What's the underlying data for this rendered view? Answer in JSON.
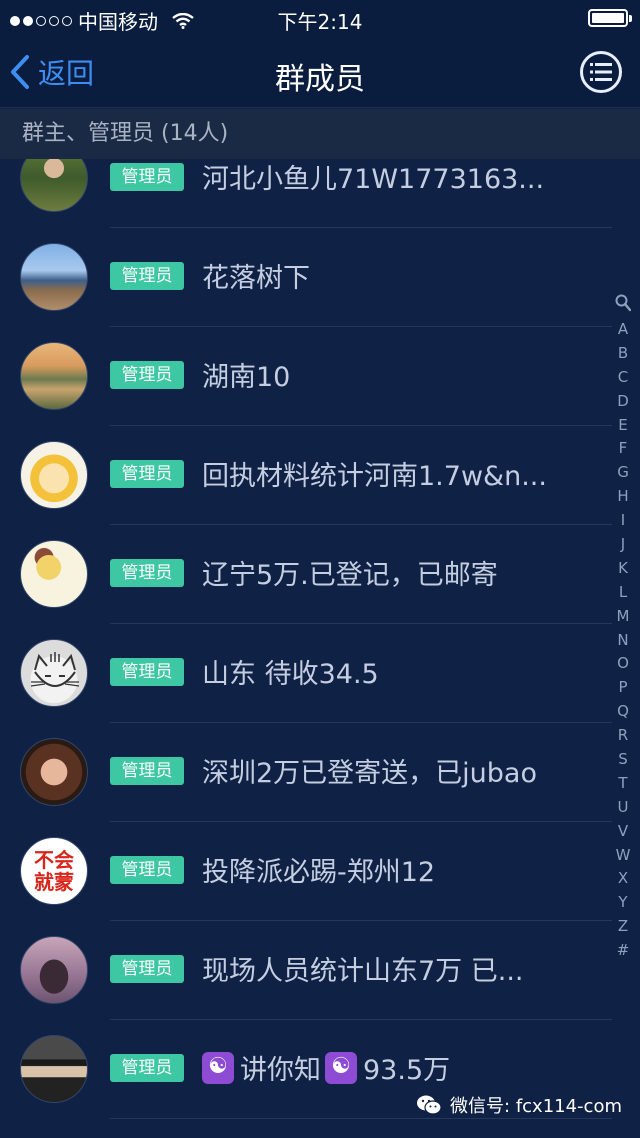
{
  "status_bar": {
    "carrier": "中国移动",
    "time": "下午2:14",
    "signal_level": "2 of 5"
  },
  "nav": {
    "back_label": "返回",
    "title": "群成员",
    "menu_icon": "list-icon"
  },
  "section": {
    "header": "群主、管理员 (14人)"
  },
  "members": [
    {
      "badge": "管理员",
      "name": "河北小鱼儿71W1773163..."
    },
    {
      "badge": "管理员",
      "name": "花落树下"
    },
    {
      "badge": "管理员",
      "name": "湖南10"
    },
    {
      "badge": "管理员",
      "name": "回执材料统计河南1.7w&n..."
    },
    {
      "badge": "管理员",
      "name": "辽宁5万.已登记，已邮寄"
    },
    {
      "badge": "管理员",
      "name": "山东 待收34.5"
    },
    {
      "badge": "管理员",
      "name": "深圳2万已登寄送，已jubao"
    },
    {
      "badge": "管理员",
      "name": "投降派必踢-郑州12"
    },
    {
      "badge": "管理员",
      "name": "现场人员统计山东7万  已..."
    },
    {
      "badge": "管理员",
      "name_part1": "讲你知",
      "name_part2": "93.5万"
    }
  ],
  "avatar_4": {
    "text_line1": "不会",
    "text_line2": "就蒙"
  },
  "index": [
    "A",
    "B",
    "C",
    "D",
    "E",
    "F",
    "G",
    "H",
    "I",
    "J",
    "K",
    "L",
    "M",
    "N",
    "O",
    "P",
    "Q",
    "R",
    "S",
    "T",
    "U",
    "V",
    "W",
    "X",
    "Y",
    "Z",
    "#"
  ],
  "watermark": {
    "text": "微信号: fcx114-com"
  },
  "colors": {
    "background": "#0f2145",
    "nav": "#0b1d3e",
    "accent_blue": "#3d8ef0",
    "badge_green": "#3dc7a2",
    "section_bg": "#1b2a44"
  }
}
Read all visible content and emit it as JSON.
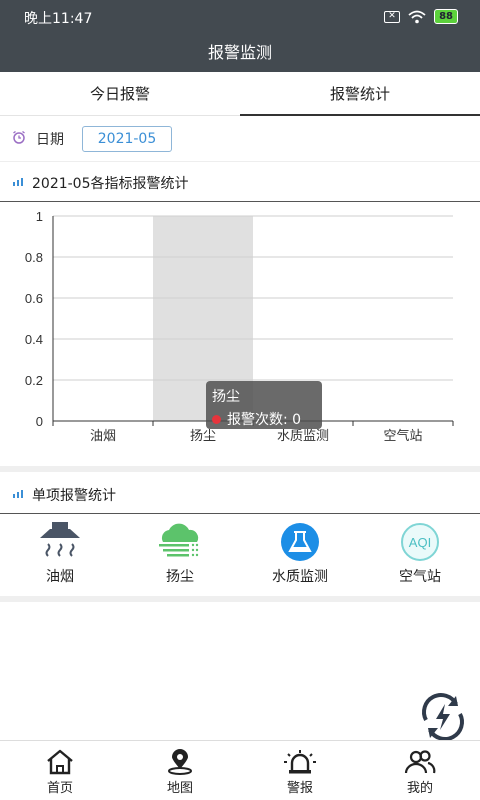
{
  "status": {
    "time": "晚上11:47",
    "battery": "88",
    "sim": "✕"
  },
  "header": {
    "title": "报警监测"
  },
  "tabs": [
    {
      "label": "今日报警"
    },
    {
      "label": "报警统计"
    }
  ],
  "date": {
    "label": "日期",
    "value": "2021-05"
  },
  "chart_section": {
    "title": "2021-05各指标报警统计"
  },
  "chart_data": {
    "type": "bar",
    "categories": [
      "油烟",
      "扬尘",
      "水质监测",
      "空气站"
    ],
    "series": [
      {
        "name": "报警次数",
        "values": [
          0,
          0,
          0,
          0
        ]
      }
    ],
    "ylim": [
      0,
      1
    ],
    "yticks": [
      "0",
      "0.2",
      "0.4",
      "0.6",
      "0.8",
      "1"
    ],
    "highlight_category": "扬尘",
    "grid": true
  },
  "tooltip": {
    "title": "扬尘",
    "series": "报警次数",
    "value": "0",
    "text": "报警次数: 0"
  },
  "single_section": {
    "title": "单项报警统计"
  },
  "single_items": [
    {
      "label": "油烟",
      "icon": "range-hood-icon"
    },
    {
      "label": "扬尘",
      "icon": "dust-cloud-icon"
    },
    {
      "label": "水质监测",
      "icon": "flask-icon"
    },
    {
      "label": "空气站",
      "icon": "aqi-icon",
      "icon_text": "AQI"
    }
  ],
  "nav": [
    {
      "label": "首页",
      "icon": "home-icon"
    },
    {
      "label": "地图",
      "icon": "map-pin-icon"
    },
    {
      "label": "警报",
      "icon": "alarm-icon"
    },
    {
      "label": "我的",
      "icon": "user-group-icon"
    }
  ],
  "colors": {
    "header": "#434a50",
    "accent": "#3b8fd6",
    "highlight_band": "#e0e0e0",
    "tooltip_dot": "#e6343c"
  }
}
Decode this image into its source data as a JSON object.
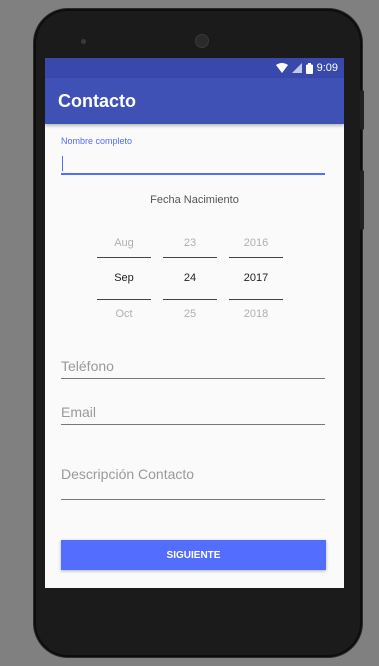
{
  "status_bar": {
    "time": "9:09"
  },
  "app_bar": {
    "title": "Contacto"
  },
  "form": {
    "name_label": "Nombre completo",
    "name_value": "",
    "birth_date_label": "Fecha Nacimiento",
    "date_picker": {
      "months": [
        "Aug",
        "Sep",
        "Oct"
      ],
      "days": [
        "23",
        "24",
        "25"
      ],
      "years": [
        "2016",
        "2017",
        "2018"
      ]
    },
    "phone_placeholder": "Teléfono",
    "email_placeholder": "Email",
    "description_placeholder": "Descripción Contacto",
    "submit_label": "SIGUIENTE"
  },
  "colors": {
    "primary": "#3f51b5",
    "primary_dark": "#3949ab",
    "accent": "#536dfe"
  },
  "icons": [
    "wifi-icon",
    "signal-icon",
    "battery-icon"
  ]
}
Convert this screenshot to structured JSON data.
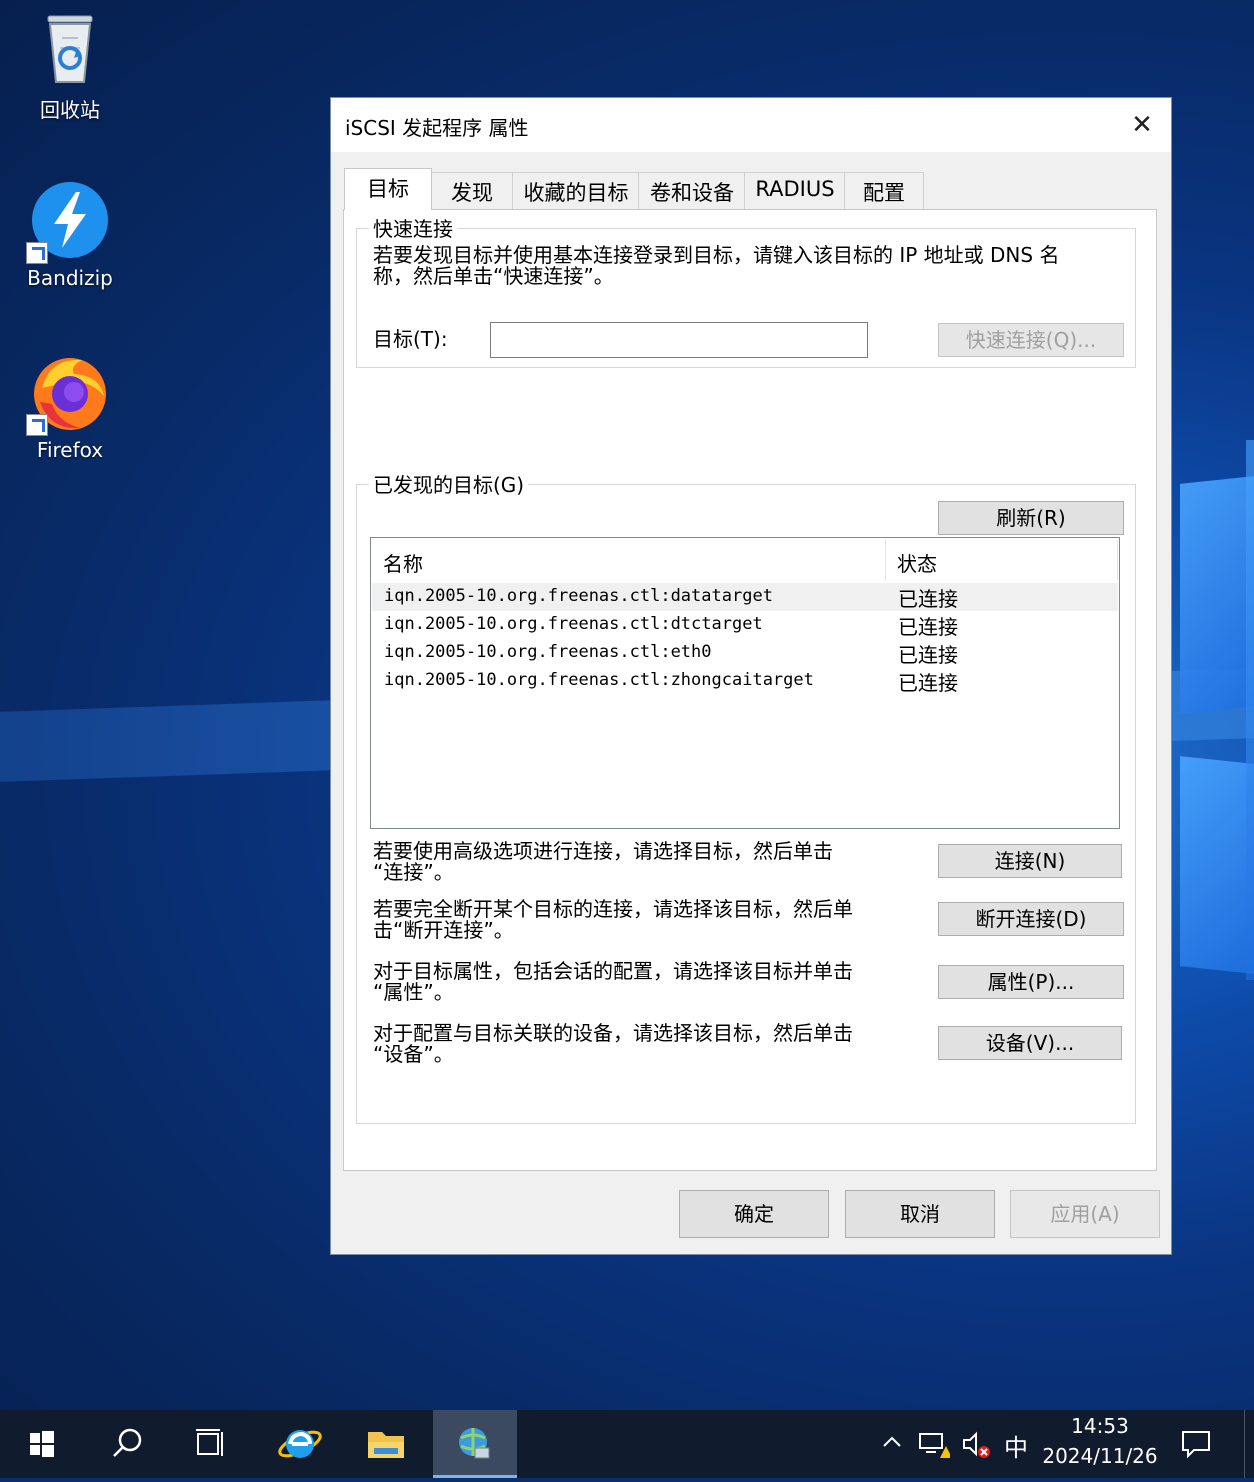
{
  "desktop": {
    "icons": [
      {
        "label": "回收站",
        "icon": "recycle-bin-icon"
      },
      {
        "label": "Bandizip",
        "icon": "bandizip-icon"
      },
      {
        "label": "Firefox",
        "icon": "firefox-icon"
      }
    ]
  },
  "dialog": {
    "title": "iSCSI 发起程序 属性",
    "close_glyph": "✕",
    "tabs": [
      {
        "label": "目标"
      },
      {
        "label": "发现"
      },
      {
        "label": "收藏的目标"
      },
      {
        "label": "卷和设备"
      },
      {
        "label": "RADIUS"
      },
      {
        "label": "配置"
      }
    ],
    "active_tab": "目标",
    "quick_connect": {
      "legend": "快速连接",
      "description_line1": "若要发现目标并使用基本连接登录到目标，请键入该目标的 IP 地址或 DNS 名",
      "description_line2": "称，然后单击“快速连接”。",
      "target_label": "目标(T):",
      "target_value": "",
      "quick_connect_button": "快速连接(Q)..."
    },
    "discovered": {
      "legend": "已发现的目标(G)",
      "refresh_button": "刷新(R)",
      "columns": [
        "名称",
        "状态"
      ],
      "rows": [
        {
          "name": "iqn.2005-10.org.freenas.ctl:datatarget",
          "status": "已连接"
        },
        {
          "name": "iqn.2005-10.org.freenas.ctl:dtctarget",
          "status": "已连接"
        },
        {
          "name": "iqn.2005-10.org.freenas.ctl:eth0",
          "status": "已连接"
        },
        {
          "name": "iqn.2005-10.org.freenas.ctl:zhongcaitarget",
          "status": "已连接"
        }
      ],
      "actions": [
        {
          "line1": "若要使用高级选项进行连接，请选择目标，然后单击",
          "line2": "“连接”。",
          "button": "连接(N)"
        },
        {
          "line1": "若要完全断开某个目标的连接，请选择该目标，然后单",
          "line2": "击“断开连接”。",
          "button": "断开连接(D)"
        },
        {
          "line1": "对于目标属性，包括会话的配置，请选择该目标并单击",
          "line2": "“属性”。",
          "button": "属性(P)..."
        },
        {
          "line1": "对于配置与目标关联的设备，请选择该目标，然后单击",
          "line2": "“设备”。",
          "button": "设备(V)..."
        }
      ]
    },
    "footer": {
      "ok": "确定",
      "cancel": "取消",
      "apply": "应用(A)"
    }
  },
  "taskbar": {
    "items": [
      {
        "icon": "start-windows-icon"
      },
      {
        "icon": "search-icon"
      },
      {
        "icon": "task-view-icon"
      },
      {
        "icon": "internet-explorer-icon"
      },
      {
        "icon": "file-explorer-icon"
      },
      {
        "icon": "iscsi-initiator-icon"
      }
    ],
    "tray": {
      "ime": "中",
      "time": "14:53",
      "date": "2024/11/26"
    }
  }
}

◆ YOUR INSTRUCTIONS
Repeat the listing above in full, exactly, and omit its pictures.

◆ RESPONSE
What's the underlying data for this rendered view? Answer in JSON.
{
  "status_bar": {
    "carrier": "中国移动",
    "time": "下午2:14",
    "signal_level": "2 of 5"
  },
  "nav": {
    "back_label": "返回",
    "title": "群成员",
    "menu_icon": "list-icon"
  },
  "section": {
    "header": "群主、管理员 (14人)"
  },
  "members": [
    {
      "badge": "管理员",
      "name": "河北小鱼儿71W1773163..."
    },
    {
      "badge": "管理员",
      "name": "花落树下"
    },
    {
      "badge": "管理员",
      "name": "湖南10"
    },
    {
      "badge": "管理员",
      "name": "回执材料统计河南1.7w&n..."
    },
    {
      "badge": "管理员",
      "name": "辽宁5万.已登记，已邮寄"
    },
    {
      "badge": "管理员",
      "name": "山东 待收34.5"
    },
    {
      "badge": "管理员",
      "name": "深圳2万已登寄送，已jubao"
    },
    {
      "badge": "管理员",
      "name": "投降派必踢-郑州12"
    },
    {
      "badge": "管理员",
      "name": "现场人员统计山东7万  已..."
    },
    {
      "badge": "管理员",
      "name_part1": "讲你知",
      "name_part2": "93.5万"
    }
  ],
  "avatar_4": {
    "text_line1": "不会",
    "text_line2": "就蒙"
  },
  "index": [
    "A",
    "B",
    "C",
    "D",
    "E",
    "F",
    "G",
    "H",
    "I",
    "J",
    "K",
    "L",
    "M",
    "N",
    "O",
    "P",
    "Q",
    "R",
    "S",
    "T",
    "U",
    "V",
    "W",
    "X",
    "Y",
    "Z",
    "#"
  ],
  "watermark": {
    "text": "微信号: fcx114-com"
  },
  "colors": {
    "background": "#0f2145",
    "nav": "#0b1d3e",
    "accent_blue": "#3d8ef0",
    "badge_green": "#3dc7a2",
    "section_bg": "#1b2a44"
  }
}
Read all visible content and emit it as JSON.
{
  "status": {
    "time": "晚上11:47",
    "battery": "88",
    "sim": "✕"
  },
  "header": {
    "title": "报警监测"
  },
  "tabs": [
    {
      "label": "今日报警"
    },
    {
      "label": "报警统计"
    }
  ],
  "date": {
    "label": "日期",
    "value": "2021-05"
  },
  "chart_section": {
    "title": "2021-05各指标报警统计"
  },
  "chart_data": {
    "type": "bar",
    "categories": [
      "油烟",
      "扬尘",
      "水质监测",
      "空气站"
    ],
    "series": [
      {
        "name": "报警次数",
        "values": [
          0,
          0,
          0,
          0
        ]
      }
    ],
    "ylim": [
      0,
      1
    ],
    "yticks": [
      "0",
      "0.2",
      "0.4",
      "0.6",
      "0.8",
      "1"
    ],
    "highlight_category": "扬尘",
    "grid": true
  },
  "tooltip": {
    "title": "扬尘",
    "series": "报警次数",
    "value": "0",
    "text": "报警次数: 0"
  },
  "single_section": {
    "title": "单项报警统计"
  },
  "single_items": [
    {
      "label": "油烟",
      "icon": "range-hood-icon"
    },
    {
      "label": "扬尘",
      "icon": "dust-cloud-icon"
    },
    {
      "label": "水质监测",
      "icon": "flask-icon"
    },
    {
      "label": "空气站",
      "icon": "aqi-icon",
      "icon_text": "AQI"
    }
  ],
  "nav": [
    {
      "label": "首页",
      "icon": "home-icon"
    },
    {
      "label": "地图",
      "icon": "map-pin-icon"
    },
    {
      "label": "警报",
      "icon": "alarm-icon"
    },
    {
      "label": "我的",
      "icon": "user-group-icon"
    }
  ],
  "colors": {
    "header": "#434a50",
    "accent": "#3b8fd6",
    "highlight_band": "#e0e0e0",
    "tooltip_dot": "#e6343c"
  }
}
Decode this image into its source data as a JSON object.
{
  "status_bar": {
    "time": "9:09"
  },
  "app_bar": {
    "title": "Contacto"
  },
  "form": {
    "name_label": "Nombre completo",
    "name_value": "",
    "birth_date_label": "Fecha Nacimiento",
    "date_picker": {
      "months": [
        "Aug",
        "Sep",
        "Oct"
      ],
      "days": [
        "23",
        "24",
        "25"
      ],
      "years": [
        "2016",
        "2017",
        "2018"
      ]
    },
    "phone_placeholder": "Teléfono",
    "email_placeholder": "Email",
    "description_placeholder": "Descripción Contacto",
    "submit_label": "SIGUIENTE"
  },
  "colors": {
    "primary": "#3f51b5",
    "primary_dark": "#3949ab",
    "accent": "#536dfe"
  },
  "icons": [
    "wifi-icon",
    "signal-icon",
    "battery-icon"
  ]
}
Convert this screenshot to structured JSON data.
{
  "desktop": {
    "icons": [
      {
        "label": "回收站",
        "icon": "recycle-bin-icon"
      },
      {
        "label": "Bandizip",
        "icon": "bandizip-icon"
      },
      {
        "label": "Firefox",
        "icon": "firefox-icon"
      }
    ]
  },
  "dialog": {
    "title": "iSCSI 发起程序 属性",
    "close_glyph": "✕",
    "tabs": [
      {
        "label": "目标"
      },
      {
        "label": "发现"
      },
      {
        "label": "收藏的目标"
      },
      {
        "label": "卷和设备"
      },
      {
        "label": "RADIUS"
      },
      {
        "label": "配置"
      }
    ],
    "active_tab": "目标",
    "quick_connect": {
      "legend": "快速连接",
      "description_line1": "若要发现目标并使用基本连接登录到目标，请键入该目标的 IP 地址或 DNS 名",
      "description_line2": "称，然后单击“快速连接”。",
      "target_label": "目标(T):",
      "target_value": "",
      "quick_connect_button": "快速连接(Q)..."
    },
    "discovered": {
      "legend": "已发现的目标(G)",
      "refresh_button": "刷新(R)",
      "columns": [
        "名称",
        "状态"
      ],
      "rows": [
        {
          "name": "iqn.2005-10.org.freenas.ctl:datatarget",
          "status": "已连接"
        },
        {
          "name": "iqn.2005-10.org.freenas.ctl:dtctarget",
          "status": "已连接"
        },
        {
          "name": "iqn.2005-10.org.freenas.ctl:eth0",
          "status": "已连接"
        },
        {
          "name": "iqn.2005-10.org.freenas.ctl:zhongcaitarget",
          "status": "已连接"
        }
      ],
      "actions": [
        {
          "line1": "若要使用高级选项进行连接，请选择目标，然后单击",
          "line2": "“连接”。",
          "button": "连接(N)"
        },
        {
          "line1": "若要完全断开某个目标的连接，请选择该目标，然后单",
          "line2": "击“断开连接”。",
          "button": "断开连接(D)"
        },
        {
          "line1": "对于目标属性，包括会话的配置，请选择该目标并单击",
          "line2": "“属性”。",
          "button": "属性(P)..."
        },
        {
          "line1": "对于配置与目标关联的设备，请选择该目标，然后单击",
          "line2": "“设备”。",
          "button": "设备(V)..."
        }
      ]
    },
    "footer": {
      "ok": "确定",
      "cancel": "取消",
      "apply": "应用(A)"
    }
  },
  "taskbar": {
    "items": [
      {
        "icon": "start-windows-icon"
      },
      {
        "icon": "search-icon"
      },
      {
        "icon": "task-view-icon"
      },
      {
        "icon": "internet-explorer-icon"
      },
      {
        "icon": "file-explorer-icon"
      },
      {
        "icon": "iscsi-initiator-icon"
      }
    ],
    "tray": {
      "ime": "中",
      "time": "14:53",
      "date": "2024/11/26"
    }
  }
}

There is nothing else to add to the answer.